At the Modern Classrooms Project, we recognize the power that these tools offer educators. In fact, we empower educators to “clone themselves” by creating their own instructional videos so that they have more time in class for in-person instruction. Yet even as teachers infuse more technology into the classroom, it’s essential to remember that video-based content delivery is only one of four modes of instruction—and that the classrooms that best meet students’ needs will combine, as appropriate, all four.

Here are the four instructional modes that we encourage all educators to use:

1. Video Instruction

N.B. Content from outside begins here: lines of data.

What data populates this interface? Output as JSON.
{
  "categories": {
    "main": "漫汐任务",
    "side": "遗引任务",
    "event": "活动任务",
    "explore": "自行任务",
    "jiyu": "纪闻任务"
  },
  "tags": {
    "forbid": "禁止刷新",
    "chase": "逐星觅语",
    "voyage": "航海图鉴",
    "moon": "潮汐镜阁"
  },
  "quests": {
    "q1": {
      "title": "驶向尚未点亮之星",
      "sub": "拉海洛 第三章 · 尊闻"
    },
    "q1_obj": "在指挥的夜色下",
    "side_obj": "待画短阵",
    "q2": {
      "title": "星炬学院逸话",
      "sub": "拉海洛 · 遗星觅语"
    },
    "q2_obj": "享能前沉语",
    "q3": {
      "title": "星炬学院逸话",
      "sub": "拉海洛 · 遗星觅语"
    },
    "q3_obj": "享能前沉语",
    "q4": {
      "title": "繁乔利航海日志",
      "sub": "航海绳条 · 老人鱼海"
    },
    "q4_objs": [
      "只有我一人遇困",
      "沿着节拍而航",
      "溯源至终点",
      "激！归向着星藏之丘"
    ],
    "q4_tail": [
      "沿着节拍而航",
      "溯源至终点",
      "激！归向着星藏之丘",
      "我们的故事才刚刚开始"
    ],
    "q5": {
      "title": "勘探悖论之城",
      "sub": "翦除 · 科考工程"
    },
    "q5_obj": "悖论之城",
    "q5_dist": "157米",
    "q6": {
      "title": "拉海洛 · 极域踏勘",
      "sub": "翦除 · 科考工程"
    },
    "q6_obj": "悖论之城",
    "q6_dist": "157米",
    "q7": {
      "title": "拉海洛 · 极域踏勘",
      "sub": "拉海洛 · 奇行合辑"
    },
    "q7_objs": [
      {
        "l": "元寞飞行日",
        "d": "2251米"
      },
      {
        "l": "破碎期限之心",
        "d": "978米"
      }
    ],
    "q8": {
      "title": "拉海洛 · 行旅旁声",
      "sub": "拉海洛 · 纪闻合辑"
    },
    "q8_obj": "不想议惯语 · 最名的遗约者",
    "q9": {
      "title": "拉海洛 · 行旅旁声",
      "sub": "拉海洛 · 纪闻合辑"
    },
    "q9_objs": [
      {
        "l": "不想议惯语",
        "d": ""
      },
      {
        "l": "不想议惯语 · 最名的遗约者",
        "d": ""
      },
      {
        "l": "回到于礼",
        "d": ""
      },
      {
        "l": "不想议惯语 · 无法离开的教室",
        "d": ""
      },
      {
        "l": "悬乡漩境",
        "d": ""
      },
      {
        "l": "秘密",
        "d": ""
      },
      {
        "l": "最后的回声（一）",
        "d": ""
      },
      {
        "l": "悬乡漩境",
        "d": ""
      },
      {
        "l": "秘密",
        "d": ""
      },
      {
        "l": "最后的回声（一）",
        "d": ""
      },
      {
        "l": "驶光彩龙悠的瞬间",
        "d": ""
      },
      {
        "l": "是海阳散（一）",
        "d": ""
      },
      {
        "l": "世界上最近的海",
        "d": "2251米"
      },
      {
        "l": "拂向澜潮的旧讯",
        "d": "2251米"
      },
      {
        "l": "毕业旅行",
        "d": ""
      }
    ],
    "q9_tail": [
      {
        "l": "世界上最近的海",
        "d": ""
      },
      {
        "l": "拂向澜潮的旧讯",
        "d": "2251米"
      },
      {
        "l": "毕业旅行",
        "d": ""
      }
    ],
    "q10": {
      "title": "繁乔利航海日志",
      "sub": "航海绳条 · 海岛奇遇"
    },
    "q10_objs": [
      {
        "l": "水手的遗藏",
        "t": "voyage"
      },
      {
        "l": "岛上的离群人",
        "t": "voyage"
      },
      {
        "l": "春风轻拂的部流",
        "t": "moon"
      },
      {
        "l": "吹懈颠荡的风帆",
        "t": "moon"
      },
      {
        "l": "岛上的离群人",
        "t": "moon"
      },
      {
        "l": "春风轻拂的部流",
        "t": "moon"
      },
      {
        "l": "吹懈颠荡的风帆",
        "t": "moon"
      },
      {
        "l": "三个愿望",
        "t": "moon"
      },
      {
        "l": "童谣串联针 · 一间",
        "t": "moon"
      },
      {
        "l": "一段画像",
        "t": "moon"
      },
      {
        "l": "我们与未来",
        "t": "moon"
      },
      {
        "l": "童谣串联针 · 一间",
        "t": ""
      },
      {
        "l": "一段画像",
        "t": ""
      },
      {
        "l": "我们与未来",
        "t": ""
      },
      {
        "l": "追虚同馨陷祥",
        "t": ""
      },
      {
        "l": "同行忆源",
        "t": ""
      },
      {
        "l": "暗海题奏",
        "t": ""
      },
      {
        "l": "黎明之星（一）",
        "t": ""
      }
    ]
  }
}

Teachers looking to free themselves up during class—and hoping to make learning accessible to students outside of class—can record their own instructional videos, which they use to introduce new content to students. (Essentially, these videos replace traditional direct instruction.) Following research-backed best practices, educators should aim to keep all videos highly focused and under 10 minutes long.

2. Small Group Instruction

Using data on progress and mastery, educators can create groups of 3-5 students who spend much of class time developing mastery together. During class, teachers can rotate between these small groups to provide mini-lessons or other targeted support. While the teacher works with one group, other groups can work collaboratively to develop mastery together.

3. One-on-One Instruction

When needed, educators should make the time to work closely with individual students. While the rest of the class watches videos or works in small groups, educators check in with students around the room or at one central location. In this manner, educators can answer questions and respond to students’ social-emotional needs.

4. Whole-Class Instruction

This is often the default for educators, but too often whole-class activities can leave some students behind while boring students who already understand the material. Instead, whole-class time should be used strategically, for example to build community or provide additional enrichment. Students should spend most of their time learning at their own paces, but coming together as a class at the beginning, midpoint, or end of a unit creates a great opportunity for collaboration, reflection, and fun.

Is there an ideal balance between these forms of instruction? That depends on the teacher’s style and their students’ needs—and, in fact, these needs may change throughout the course of the school year. One of the benefits of having four modes of instruction to draw from is that it gives educators the ability to respond to these needs as they evolve.

Ultimately, technology can be a transformative tool in our classrooms—but it shouldn’t take them over or replace tried-and-true pedagogical practices developed over the years. Rather, techniques like instructional videos should become trusted parts of any educator’s toolkit, serving to enhance both human connection and the efficacy of other modes of instruction. Having instructional videos ready for students makes traditional techniques like small-group and one-on-one instruction more, not less, effective.

In an increasingly digital world, two things are true: videos are likely to play a greater role in instruction, and genuine interpersonal relationships will be more important than ever before. Rather than replacing teachers, therefore, videos should be used to enhance teachers’ human abilities, by freeing up teacher time for conversation and connection. Our young people will need both technological and social skills to succeed in the decades to come—and using instructional videos strategically, as one tool of many, can help ensure that they leave school prepared for whatever comes next.

Photo at top courtesy of NGLC.

Robert Barnett

Robert Barnett (he/him/his)

Co-Founder and Chief Operating Officer, The Modern Classrooms Project

Robert Barnett is the co-founder and chief operating officer of The Modern Classrooms Project. He has taught math, entrepreneurship, computer science, and law in the United States and Switzerland, and has written about education for Education Week, The Washington Post, and Washington City Paper. A native of Washington, D.C., he is a former City Year corps member and holds degrees cum laude from both Princeton University (A.B.) and Harvard Law School (J.D.).